Top of DATA PROVIDED

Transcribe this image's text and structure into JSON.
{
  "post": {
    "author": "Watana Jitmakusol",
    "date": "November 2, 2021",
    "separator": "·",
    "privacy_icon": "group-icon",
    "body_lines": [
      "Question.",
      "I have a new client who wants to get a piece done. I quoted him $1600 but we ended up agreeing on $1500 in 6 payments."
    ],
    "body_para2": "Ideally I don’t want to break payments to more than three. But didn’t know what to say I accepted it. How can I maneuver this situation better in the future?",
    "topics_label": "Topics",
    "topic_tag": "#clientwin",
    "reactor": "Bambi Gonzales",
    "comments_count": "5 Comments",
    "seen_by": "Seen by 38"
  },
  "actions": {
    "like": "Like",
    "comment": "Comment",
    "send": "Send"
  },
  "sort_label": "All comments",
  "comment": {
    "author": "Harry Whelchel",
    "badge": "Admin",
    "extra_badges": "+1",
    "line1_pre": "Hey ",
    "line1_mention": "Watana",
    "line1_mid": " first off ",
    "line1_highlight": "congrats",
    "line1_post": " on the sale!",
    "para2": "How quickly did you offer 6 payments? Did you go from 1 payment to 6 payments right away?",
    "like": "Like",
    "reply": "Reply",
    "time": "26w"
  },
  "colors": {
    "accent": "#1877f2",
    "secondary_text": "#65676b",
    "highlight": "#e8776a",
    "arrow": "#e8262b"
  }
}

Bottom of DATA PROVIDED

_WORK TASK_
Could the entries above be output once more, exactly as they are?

_EXERCISE ANSWER_
Transcribe this image's text and structure into JSON.
{
  "post": {
    "author": "Watana Jitmakusol",
    "date": "November 2, 2021",
    "separator": "·",
    "privacy_icon": "group-icon",
    "body_lines": [
      "Question.",
      "I have a new client who wants to get a piece done. I quoted him $1600 but we ended up agreeing on $1500 in 6 payments."
    ],
    "body_para2": "Ideally I don’t want to break payments to more than three. But didn’t know what to say I accepted it. How can I maneuver this situation better in the future?",
    "topics_label": "Topics",
    "topic_tag": "#clientwin",
    "reactor": "Bambi Gonzales",
    "comments_count": "5 Comments",
    "seen_by": "Seen by 38"
  },
  "actions": {
    "like": "Like",
    "comment": "Comment",
    "send": "Send"
  },
  "sort_label": "All comments",
  "comment": {
    "author": "Harry Whelchel",
    "badge": "Admin",
    "extra_badges": "+1",
    "line1_pre": "Hey ",
    "line1_mention": "Watana",
    "line1_mid": " first off ",
    "line1_highlight": "congrats",
    "line1_post": " on the sale!",
    "para2": "How quickly did you offer 6 payments? Did you go from 1 payment to 6 payments right away?",
    "like": "Like",
    "reply": "Reply",
    "time": "26w"
  },
  "colors": {
    "accent": "#1877f2",
    "secondary_text": "#65676b",
    "highlight": "#e8776a",
    "arrow": "#e8262b"
  }
}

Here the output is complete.